====== GIVEN RECORDS ======

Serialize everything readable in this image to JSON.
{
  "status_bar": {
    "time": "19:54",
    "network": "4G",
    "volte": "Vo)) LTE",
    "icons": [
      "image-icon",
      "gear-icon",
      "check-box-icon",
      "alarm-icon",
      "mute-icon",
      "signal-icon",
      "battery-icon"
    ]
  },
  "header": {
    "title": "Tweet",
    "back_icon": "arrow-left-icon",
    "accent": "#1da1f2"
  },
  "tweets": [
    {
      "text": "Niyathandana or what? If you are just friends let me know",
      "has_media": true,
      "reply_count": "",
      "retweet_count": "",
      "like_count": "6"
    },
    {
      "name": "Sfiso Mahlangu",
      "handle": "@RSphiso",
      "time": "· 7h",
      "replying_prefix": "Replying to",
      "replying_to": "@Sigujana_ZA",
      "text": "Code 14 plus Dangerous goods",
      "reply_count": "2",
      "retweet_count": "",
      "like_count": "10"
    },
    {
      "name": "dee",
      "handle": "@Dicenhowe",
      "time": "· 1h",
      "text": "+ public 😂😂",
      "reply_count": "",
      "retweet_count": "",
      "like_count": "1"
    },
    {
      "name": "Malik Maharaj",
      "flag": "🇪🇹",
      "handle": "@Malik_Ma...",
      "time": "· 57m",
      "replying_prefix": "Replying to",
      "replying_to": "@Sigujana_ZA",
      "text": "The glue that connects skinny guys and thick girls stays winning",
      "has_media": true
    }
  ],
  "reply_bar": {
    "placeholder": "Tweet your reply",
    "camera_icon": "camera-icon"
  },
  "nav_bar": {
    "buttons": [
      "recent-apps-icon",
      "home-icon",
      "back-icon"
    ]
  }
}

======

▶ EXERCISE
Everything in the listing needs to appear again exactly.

▶ ANSWER TO THE PROBLEM
Serialize everything readable in this image to JSON.
{
  "status_bar": {
    "time": "19:54",
    "network": "4G",
    "volte": "Vo)) LTE",
    "icons": [
      "image-icon",
      "gear-icon",
      "check-box-icon",
      "alarm-icon",
      "mute-icon",
      "signal-icon",
      "battery-icon"
    ]
  },
  "header": {
    "title": "Tweet",
    "back_icon": "arrow-left-icon",
    "accent": "#1da1f2"
  },
  "tweets": [
    {
      "text": "Niyathandana or what? If you are just friends let me know",
      "has_media": true,
      "reply_count": "",
      "retweet_count": "",
      "like_count": "6"
    },
    {
      "name": "Sfiso Mahlangu",
      "handle": "@RSphiso",
      "time": "· 7h",
      "replying_prefix": "Replying to",
      "replying_to": "@Sigujana_ZA",
      "text": "Code 14 plus Dangerous goods",
      "reply_count": "2",
      "retweet_count": "",
      "like_count": "10"
    },
    {
      "name": "dee",
      "handle": "@Dicenhowe",
      "time": "· 1h",
      "text": "+ public 😂😂",
      "reply_count": "",
      "retweet_count": "",
      "like_count": "1"
    },
    {
      "name": "Malik Maharaj",
      "flag": "🇪🇹",
      "handle": "@Malik_Ma...",
      "time": "· 57m",
      "replying_prefix": "Replying to",
      "replying_to": "@Sigujana_ZA",
      "text": "The glue that connects skinny guys and thick girls stays winning",
      "has_media": true
    }
  ],
  "reply_bar": {
    "placeholder": "Tweet your reply",
    "camera_icon": "camera-icon"
  },
  "nav_bar": {
    "buttons": [
      "recent-apps-icon",
      "home-icon",
      "back-icon"
    ]
  }
}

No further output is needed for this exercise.